After voters in France and the Netherlands recently rejected the EU constitution, EU leaders now face a grassroots petition drive against another one of their policy initiatives: membership talks with Turkey.
EU leaders say they do not expect Turkey to join the union for at least another 10 to 15 years. But they have pledged to begin membership talks with Ankara on 3 October. Turkey has had an association agreement with the bloc since 1964 and has waited for decades for this moment. In the meantime, Ankara has undertaken a series of reforms aimed at preparing the country for EU accession.
But the "Voice for Europe" campaign says it is unconvinced by Turkey's efforts and it hopes the EU will put an end to Ankara's aspirations. David Gresak is organizing the petition drive against Turkey's EU drive in the Czech Republic -- which itself joined the EU in 2004.
Gresak tells RFE/RL the idea for the petition first arose in Germany and Poland. It was at this point, Gresak says, that he and a few friends in Prague read about the effort on the Internet and decided to join in. Like-minded Internet users from Hungary, Slovakia, Denmark, and France soon got in touch and the "Voice for Europe" campaign was born.
A webpage was created and starting this month, volunteers staffing booths on the streets of Prague, Warsaw, Budapest, and other cities appeared, encouraging people to sign their petition.
Gresak says the campaign against Turkey's EU membership is based on economic as well as political, geographic and cultural grounds. He says Turkey is too big and poor to be absorbed by the EU. If it joined, it would be the bloc's largest member. He also notes that only 3 percent of Turkey's territory lies in Europe and argues that Turkish society and its politicians do not share the continent's values or its stability.
And he says campaign organizers are wary of Turkish Prime Minister Recep Tayyip Erdogan, a conservative with Islamic roots who now espouses close ties with the West.
"The cost [of Turkey's membership] does play a role but the important reason is political: to what extent is democracy stabilized? In recent years there has been a re-Islamization occurring in Turkey and there are a lot of other reasons that we mention in our brochures, such as the insufficient protection of basic human rights, equality between men and women, freedom of conscience, etc," Gresak says.
Gresak says he and his colleagues do not want to discriminate against Ankara and favor close EU ties with Turkey -- ties that, however, stop short of full membership.
"What is important is that we do not want to cut ourselves off from Turkey, we don't want to go against the democratization processes [in Turkey]. We are very active on this issue. From the beginning, we have openly backed the creation of a privileged partnership [with Turkey] that is in no way inferior to the regime that exists with Norway or Switzerland," Gresak says.

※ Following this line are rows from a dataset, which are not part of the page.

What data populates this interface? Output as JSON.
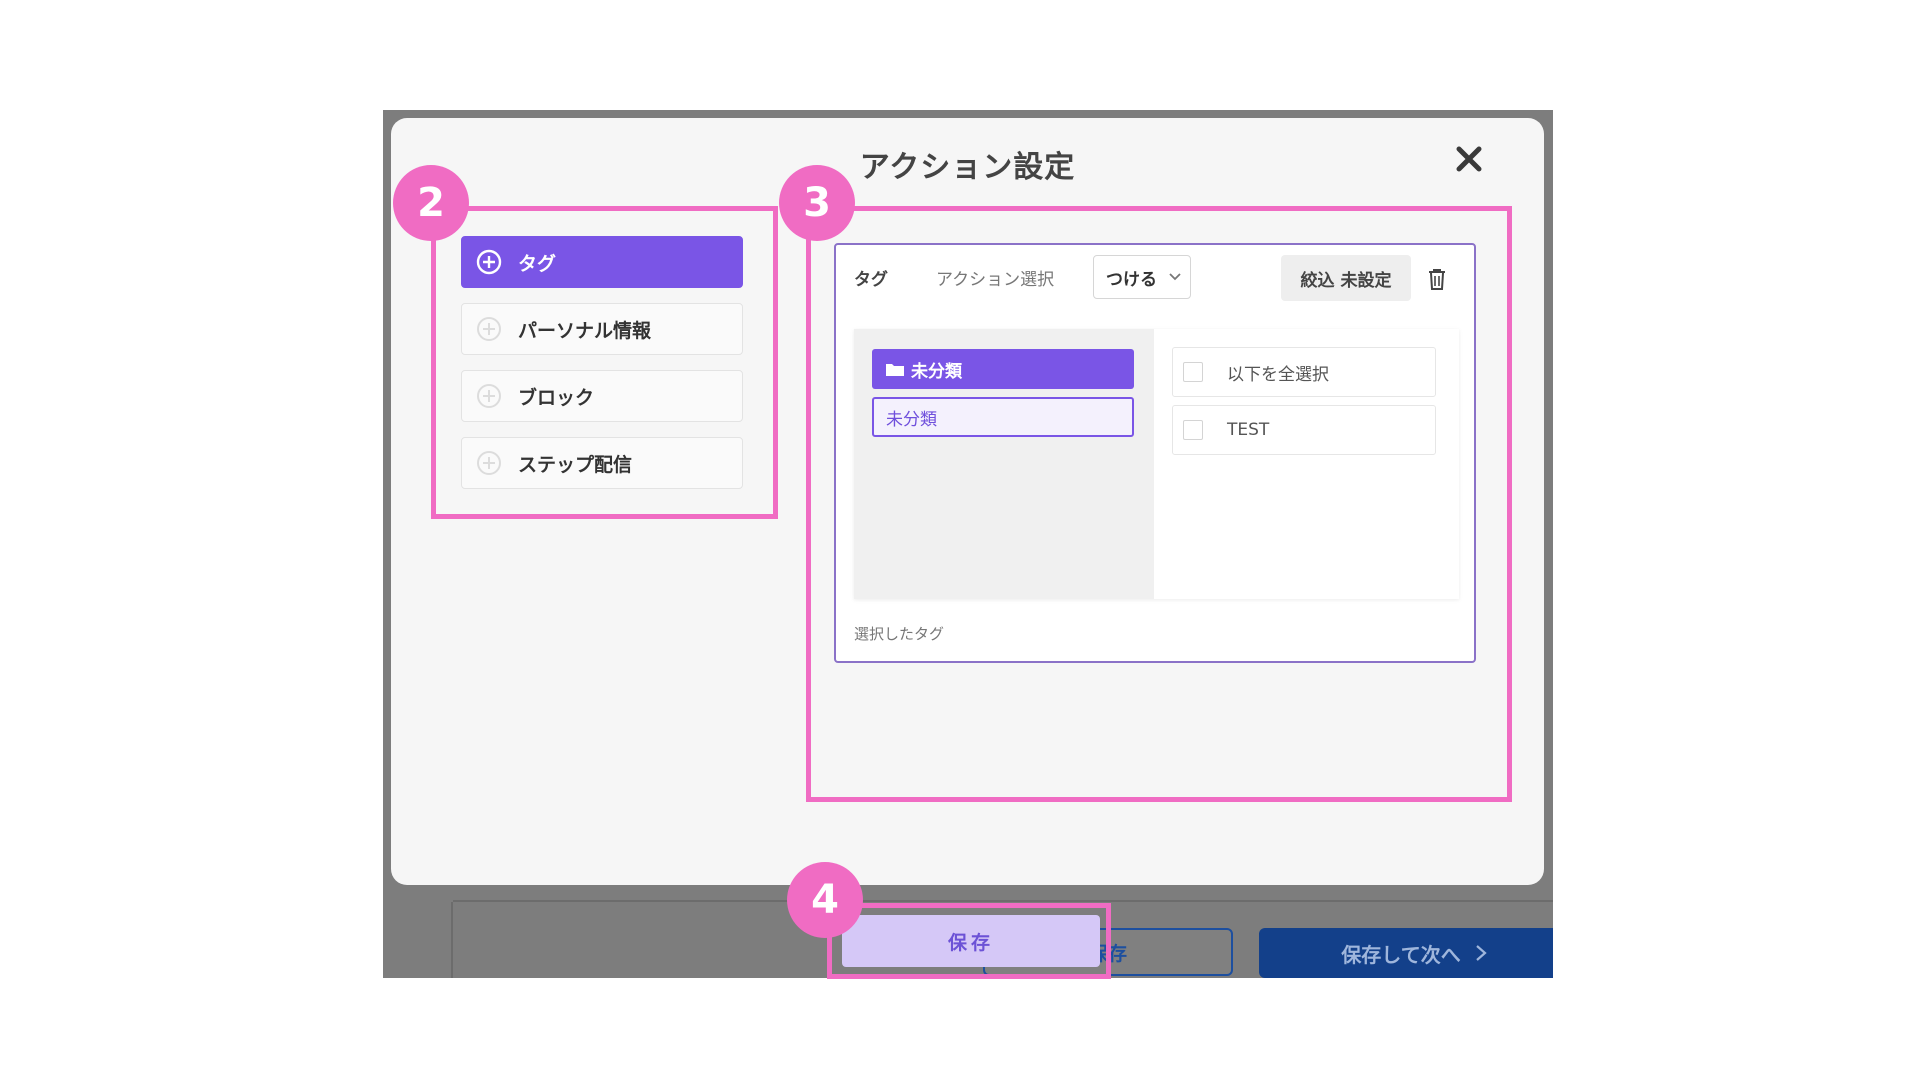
{
  "modal": {
    "title": "アクション設定",
    "close_icon": "close-icon"
  },
  "categories": [
    {
      "label": "タグ",
      "icon": "plus-circle-icon",
      "active": true
    },
    {
      "label": "パーソナル情報",
      "icon": "plus-circle-icon",
      "active": false
    },
    {
      "label": "ブロック",
      "icon": "plus-circle-icon",
      "active": false
    },
    {
      "label": "ステップ配信",
      "icon": "plus-circle-icon",
      "active": false
    }
  ],
  "action": {
    "tag_label": "タグ",
    "action_select_label": "アクション選択",
    "select_value": "つける",
    "filter_label": "絞込 未設定",
    "folder_label": "未分類",
    "folder_sub_label": "未分類",
    "options": [
      {
        "label": "以下を全選択",
        "checked": false
      },
      {
        "label": "TEST",
        "checked": false
      }
    ],
    "selected_tags_label": "選択したタグ"
  },
  "background": {
    "secondary_button": "保存",
    "primary_button": "保存して次へ",
    "primary_button_icon": "chevron-right-icon"
  },
  "save_button": "保存",
  "annotations": {
    "badge_2": "2",
    "badge_3": "3",
    "badge_4": "4",
    "color": "#f06cc3"
  },
  "colors": {
    "accent": "#7a55e6",
    "save_bg": "#d5c8f7",
    "primary_bg": "#13408a"
  }
}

Although the campaign appears well organized and its website (http://www.voiceforeurope.org) is well designed and multi-lingual, Gresak says the entire effort is self-financed.
"We're doing it on a volunteer basis. It looks very professional -- we're learning as we go -- we want to do a good job. But it all comes out of our own finances, which means help among friends for copying materials. For the posters, we paid 30,000 crowns ($1,200) out of our own pockets and I think the petition stand cost 500 crowns (20 dollars), which we also got ourselves. So that's how it's run," Gresak says.
On the streets of Prague, enthusiasm for the petition appears muted -- although there are few open supporters of Turkey's position.
Martin has set up his stand with some flyers next to a tram stop on one of the city's central squares. He says about 50 people a day are signing the petition. David is one of them and he gives his reason.
"I was in Cyprus recently and of course I saw how the island is divided and I got some information about the  invasion of Cyprus and since then, I really don`t think that a country that does such things should be in the same union as us," Martin says.
Most people walk past the stand and ignore it. When asked whether this reflects a negative or positive opinion, the reaction of 22-year-old Daniel and his girlfriend is fairly typical.
"We're not very well informed so I guess we wouldn't be able to help you. If they are violating some human rights, then I'd also be against them, but unfortunately I don't have any information," Daniel says.
One woman, on her way to catch a tram, expressed strong disapproval at the petition drive, noting that the Czech Republic and its neighbors -- which only joined the EU last year -- should be more open-minded. "I have my own opinion. I do not agree with them. My tram is coming. But let me say that no one knows if the European Union will be here in the future and I think it should be more open than they were toward us," she says.
But she appears to be in the minority on this hot June day in Prague.
One pensioner who walks past the stand says he does not want to get involved in any petitions, but he would rather not see Turkey as a fellow EU-member. "I don't know. I think these Turks shouldn't belong here," he says.
Organizers of the "Voice for Europe" petition drive say they aim to collect 1 million signatures by 3 October, when Turkey is due to begin membership talks. They will present their petition at that time to the European Parliament as well as national governments of all 25 EU member states. So far they have collected just over 20,000 signatures.